I wish I had breathed those words in deeper in that moment. Allowed it to seep into my blood and deliver more oxygen to my brain so I could have made a different decision right then. I did not because I knew he was capable of many things, but I did not think he was capable of hitting me. I moved out of my parents’ home right before my senior year of high school, with a 3.8 GPA, and moved in with him. 7 months later, after years of emotional abuse, the final straw happened. He shoved me on the ground once and I remember how small and hurt I felt.
I remember crying and wondering how I had gotten to a place where I would let someone make me feel so small. I was scared, nervous, not eating, hardly sleeping. I lost twenty pounds and was withering away. Several weeks later, he was driving me in the car on a trip out of town and his cell phone, which I paid for, went off. I had an uneasy feeling that he had been being more dishonest than normal with me. I reached over and picked up his phone and read a message from his other girlfriend that I was unaware existed. He could not get the phone back from me; therefore, he punched me in the face. When we returned from the trip, I told him I was leaving.
It was one of the hardest things that I have ever done. My entire life spiraled out of control over 6 years of abuse. He used every emotional abuse trick and lie in his book to get me to stay. I had never let people physically hurt me in my life; therefore, at 18 years old I was not going to start letting anyone. My family, the people I had probably hurt the most were there, waiting when I went back home to start over. I had zero opportunity to play sports and zero opportunity educationally because I had stopped going to school at his request for me to work a second job. I had isolated myself so entirely, that I did not have friends. I think this was God’s way of telling me I needed to focus on my family because those relationships needed a lot of Band-Aids.

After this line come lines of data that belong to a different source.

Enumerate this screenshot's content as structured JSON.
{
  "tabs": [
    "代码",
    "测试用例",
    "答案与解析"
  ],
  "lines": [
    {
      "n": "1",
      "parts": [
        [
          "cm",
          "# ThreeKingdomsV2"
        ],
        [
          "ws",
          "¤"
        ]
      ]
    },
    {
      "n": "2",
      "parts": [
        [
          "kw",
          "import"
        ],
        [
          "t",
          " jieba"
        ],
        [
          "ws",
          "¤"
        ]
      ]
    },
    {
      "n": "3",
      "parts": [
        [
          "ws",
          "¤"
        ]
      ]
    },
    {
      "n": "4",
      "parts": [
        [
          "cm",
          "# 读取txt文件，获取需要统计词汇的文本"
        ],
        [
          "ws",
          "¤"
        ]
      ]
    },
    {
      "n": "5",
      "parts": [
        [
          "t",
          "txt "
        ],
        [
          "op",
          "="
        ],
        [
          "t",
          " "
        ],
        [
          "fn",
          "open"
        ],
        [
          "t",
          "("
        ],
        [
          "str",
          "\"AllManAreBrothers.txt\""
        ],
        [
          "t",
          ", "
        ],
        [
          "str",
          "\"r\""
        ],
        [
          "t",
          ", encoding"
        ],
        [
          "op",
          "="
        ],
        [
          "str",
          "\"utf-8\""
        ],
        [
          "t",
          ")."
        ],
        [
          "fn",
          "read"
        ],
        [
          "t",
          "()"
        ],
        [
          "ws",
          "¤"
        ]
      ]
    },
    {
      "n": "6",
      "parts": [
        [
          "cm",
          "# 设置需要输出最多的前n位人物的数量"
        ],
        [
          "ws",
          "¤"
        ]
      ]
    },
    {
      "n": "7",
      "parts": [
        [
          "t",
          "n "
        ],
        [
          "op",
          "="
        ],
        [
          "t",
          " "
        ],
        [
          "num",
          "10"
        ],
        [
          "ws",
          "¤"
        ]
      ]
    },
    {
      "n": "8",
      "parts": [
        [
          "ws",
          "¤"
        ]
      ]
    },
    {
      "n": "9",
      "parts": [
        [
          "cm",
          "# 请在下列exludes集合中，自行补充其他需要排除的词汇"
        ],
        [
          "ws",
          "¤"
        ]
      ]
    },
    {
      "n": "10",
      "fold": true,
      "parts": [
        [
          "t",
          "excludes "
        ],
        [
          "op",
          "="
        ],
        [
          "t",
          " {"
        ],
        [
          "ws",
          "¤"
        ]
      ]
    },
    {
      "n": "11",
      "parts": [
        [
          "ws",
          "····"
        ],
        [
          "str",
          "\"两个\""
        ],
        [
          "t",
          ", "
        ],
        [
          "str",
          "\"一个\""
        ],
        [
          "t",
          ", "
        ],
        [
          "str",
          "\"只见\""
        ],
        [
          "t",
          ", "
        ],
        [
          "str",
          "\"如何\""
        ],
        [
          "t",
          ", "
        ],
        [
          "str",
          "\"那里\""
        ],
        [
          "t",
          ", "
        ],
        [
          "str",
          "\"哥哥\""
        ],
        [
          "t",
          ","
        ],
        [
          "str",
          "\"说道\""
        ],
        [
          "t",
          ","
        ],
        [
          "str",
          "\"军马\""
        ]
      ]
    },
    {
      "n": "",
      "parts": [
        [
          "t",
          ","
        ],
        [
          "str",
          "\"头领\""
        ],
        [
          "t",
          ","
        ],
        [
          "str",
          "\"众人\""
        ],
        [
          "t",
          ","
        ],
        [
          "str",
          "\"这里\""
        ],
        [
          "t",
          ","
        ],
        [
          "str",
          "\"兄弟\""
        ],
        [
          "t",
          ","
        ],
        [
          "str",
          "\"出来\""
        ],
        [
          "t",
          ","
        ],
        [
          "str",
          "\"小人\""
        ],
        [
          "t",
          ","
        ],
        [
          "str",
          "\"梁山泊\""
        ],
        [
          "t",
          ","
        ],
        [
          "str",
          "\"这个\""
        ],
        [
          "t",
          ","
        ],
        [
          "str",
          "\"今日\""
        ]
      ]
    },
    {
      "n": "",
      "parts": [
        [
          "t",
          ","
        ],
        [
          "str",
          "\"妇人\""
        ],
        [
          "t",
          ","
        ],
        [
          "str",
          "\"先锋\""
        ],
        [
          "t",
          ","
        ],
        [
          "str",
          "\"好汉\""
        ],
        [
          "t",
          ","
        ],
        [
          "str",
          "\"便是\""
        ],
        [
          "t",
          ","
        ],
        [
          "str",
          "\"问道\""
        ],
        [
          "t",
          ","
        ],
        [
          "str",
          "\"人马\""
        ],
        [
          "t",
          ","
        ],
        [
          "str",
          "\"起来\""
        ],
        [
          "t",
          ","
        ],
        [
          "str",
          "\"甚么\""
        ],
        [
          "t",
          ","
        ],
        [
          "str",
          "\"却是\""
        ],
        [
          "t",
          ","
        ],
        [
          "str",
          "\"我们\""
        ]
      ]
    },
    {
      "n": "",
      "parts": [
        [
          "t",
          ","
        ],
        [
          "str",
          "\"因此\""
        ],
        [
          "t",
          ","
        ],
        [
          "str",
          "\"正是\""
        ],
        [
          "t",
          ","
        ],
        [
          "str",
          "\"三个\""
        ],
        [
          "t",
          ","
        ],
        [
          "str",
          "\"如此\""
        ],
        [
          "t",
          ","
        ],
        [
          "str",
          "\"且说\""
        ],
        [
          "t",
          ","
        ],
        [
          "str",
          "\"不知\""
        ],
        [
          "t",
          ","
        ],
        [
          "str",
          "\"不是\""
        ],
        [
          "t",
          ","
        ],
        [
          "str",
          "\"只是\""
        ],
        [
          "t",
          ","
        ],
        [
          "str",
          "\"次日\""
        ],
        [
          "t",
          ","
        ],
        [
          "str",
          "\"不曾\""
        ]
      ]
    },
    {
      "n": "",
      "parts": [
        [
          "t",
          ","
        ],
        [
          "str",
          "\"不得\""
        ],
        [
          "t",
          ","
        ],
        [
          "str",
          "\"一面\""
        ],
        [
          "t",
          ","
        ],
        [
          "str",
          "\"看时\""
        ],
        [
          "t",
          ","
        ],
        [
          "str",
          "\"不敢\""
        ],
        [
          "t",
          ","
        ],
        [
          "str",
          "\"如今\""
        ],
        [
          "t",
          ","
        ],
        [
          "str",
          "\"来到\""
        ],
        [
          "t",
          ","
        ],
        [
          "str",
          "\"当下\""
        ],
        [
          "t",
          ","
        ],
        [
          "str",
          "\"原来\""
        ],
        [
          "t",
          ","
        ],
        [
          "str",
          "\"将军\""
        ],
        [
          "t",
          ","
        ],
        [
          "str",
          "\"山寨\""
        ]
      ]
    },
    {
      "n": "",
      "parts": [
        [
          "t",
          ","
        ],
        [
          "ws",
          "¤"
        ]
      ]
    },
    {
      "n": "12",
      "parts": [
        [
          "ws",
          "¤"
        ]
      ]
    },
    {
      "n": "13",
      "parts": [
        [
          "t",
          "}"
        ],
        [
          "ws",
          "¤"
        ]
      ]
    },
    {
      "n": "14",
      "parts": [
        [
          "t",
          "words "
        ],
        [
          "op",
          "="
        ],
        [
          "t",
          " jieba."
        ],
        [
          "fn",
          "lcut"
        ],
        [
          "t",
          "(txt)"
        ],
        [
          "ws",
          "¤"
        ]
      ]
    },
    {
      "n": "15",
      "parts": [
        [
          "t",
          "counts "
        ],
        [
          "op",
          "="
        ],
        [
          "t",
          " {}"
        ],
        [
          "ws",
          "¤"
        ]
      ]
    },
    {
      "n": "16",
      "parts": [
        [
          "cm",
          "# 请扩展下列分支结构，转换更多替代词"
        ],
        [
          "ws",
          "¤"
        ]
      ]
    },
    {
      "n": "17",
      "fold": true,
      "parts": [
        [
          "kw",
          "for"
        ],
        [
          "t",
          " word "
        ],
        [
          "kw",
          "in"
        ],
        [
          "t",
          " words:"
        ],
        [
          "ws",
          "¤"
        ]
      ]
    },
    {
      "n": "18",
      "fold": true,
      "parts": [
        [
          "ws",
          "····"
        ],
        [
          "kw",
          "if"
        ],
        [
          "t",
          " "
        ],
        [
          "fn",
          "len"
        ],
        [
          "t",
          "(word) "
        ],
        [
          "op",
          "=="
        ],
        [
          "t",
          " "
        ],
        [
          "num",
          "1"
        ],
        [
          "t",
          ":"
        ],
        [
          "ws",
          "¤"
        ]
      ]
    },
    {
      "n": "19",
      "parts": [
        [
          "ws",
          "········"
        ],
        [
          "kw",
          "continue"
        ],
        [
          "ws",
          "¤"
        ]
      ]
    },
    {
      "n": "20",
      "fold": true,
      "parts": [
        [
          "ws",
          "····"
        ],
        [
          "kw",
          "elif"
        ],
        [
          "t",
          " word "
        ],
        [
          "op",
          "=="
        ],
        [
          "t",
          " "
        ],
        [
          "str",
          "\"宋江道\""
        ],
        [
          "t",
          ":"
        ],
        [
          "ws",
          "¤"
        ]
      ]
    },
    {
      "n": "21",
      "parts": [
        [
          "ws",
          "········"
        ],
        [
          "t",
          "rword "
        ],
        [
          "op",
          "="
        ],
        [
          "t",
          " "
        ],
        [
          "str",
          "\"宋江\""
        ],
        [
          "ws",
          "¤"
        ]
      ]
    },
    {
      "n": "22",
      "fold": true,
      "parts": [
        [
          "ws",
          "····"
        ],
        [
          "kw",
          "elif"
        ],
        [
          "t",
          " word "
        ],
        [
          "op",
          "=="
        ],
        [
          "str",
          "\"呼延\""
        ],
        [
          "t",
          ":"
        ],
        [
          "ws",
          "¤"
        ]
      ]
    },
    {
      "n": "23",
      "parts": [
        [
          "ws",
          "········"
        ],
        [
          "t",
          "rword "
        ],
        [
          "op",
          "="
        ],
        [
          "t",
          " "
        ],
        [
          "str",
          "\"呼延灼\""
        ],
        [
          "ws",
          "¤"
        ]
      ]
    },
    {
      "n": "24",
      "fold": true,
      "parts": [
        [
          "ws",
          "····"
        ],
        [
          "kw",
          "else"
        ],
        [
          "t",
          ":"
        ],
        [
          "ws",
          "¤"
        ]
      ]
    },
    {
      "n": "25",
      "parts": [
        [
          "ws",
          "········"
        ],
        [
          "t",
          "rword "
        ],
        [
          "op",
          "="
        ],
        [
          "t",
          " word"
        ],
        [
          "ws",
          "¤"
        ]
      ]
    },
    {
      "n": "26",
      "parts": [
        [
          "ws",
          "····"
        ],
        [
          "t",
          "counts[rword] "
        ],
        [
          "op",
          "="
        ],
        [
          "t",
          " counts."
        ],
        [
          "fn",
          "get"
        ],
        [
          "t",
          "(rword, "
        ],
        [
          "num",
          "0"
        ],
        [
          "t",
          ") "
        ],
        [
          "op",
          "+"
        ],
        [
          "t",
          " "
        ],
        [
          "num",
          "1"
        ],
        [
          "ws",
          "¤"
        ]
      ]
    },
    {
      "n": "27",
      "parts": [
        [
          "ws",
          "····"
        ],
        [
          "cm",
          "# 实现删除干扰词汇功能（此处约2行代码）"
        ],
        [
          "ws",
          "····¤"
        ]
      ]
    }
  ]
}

After six years of letting someone tell me I was worthless, it was too late to fix the mistake of dropping out of school; therefore, I got a full time job, got my GED, and applied for a local community college. I started college at the same time I would have had I graduated high school, but it took me a really long time to complete my prerequisites for nursing school as I worked a full time job to pay for it.
I did graduate school, become nurse, build a beautiful family, and now lead a very blessed life. The pain of the abuse has given me strength to make it through so many things in life. It has also filled my heart with a desire to be honest, loving, kind, and giving.
If you are in immediate danger, call 9-1-1.
For anonymous, confidential help, 24/7, please call the National Domestic Violence Hotline at 1-800-799-7233 (SAFE) or 1-800-787-3224 (TTY).
If you are being abused by your partner, know there is nothing you have done or are doing to cause the abuse. It is solely the choice of the abuser to abuse. It may seem impossible to escape your abuser, change your circumstances, or find the help you need, but it is possible. However, you know your abuser best, so think carefully through your situation and circumstances and do what is the best for you.
Baton Rouge Area
(225) 389-3001 or statewide toll free at 1-800-541-9706.
Their phones are 24hrs/day
The Butterfly Society (Local non-profit - Zachary)
Battered Women's Shelter (Ascension parish)
1068 E Worthey St,
Gonzales, LA 70737
EBRDA Domestic Violence Division
24/hr National Number(s): 1-800-799-7233 and 1-800-787-3224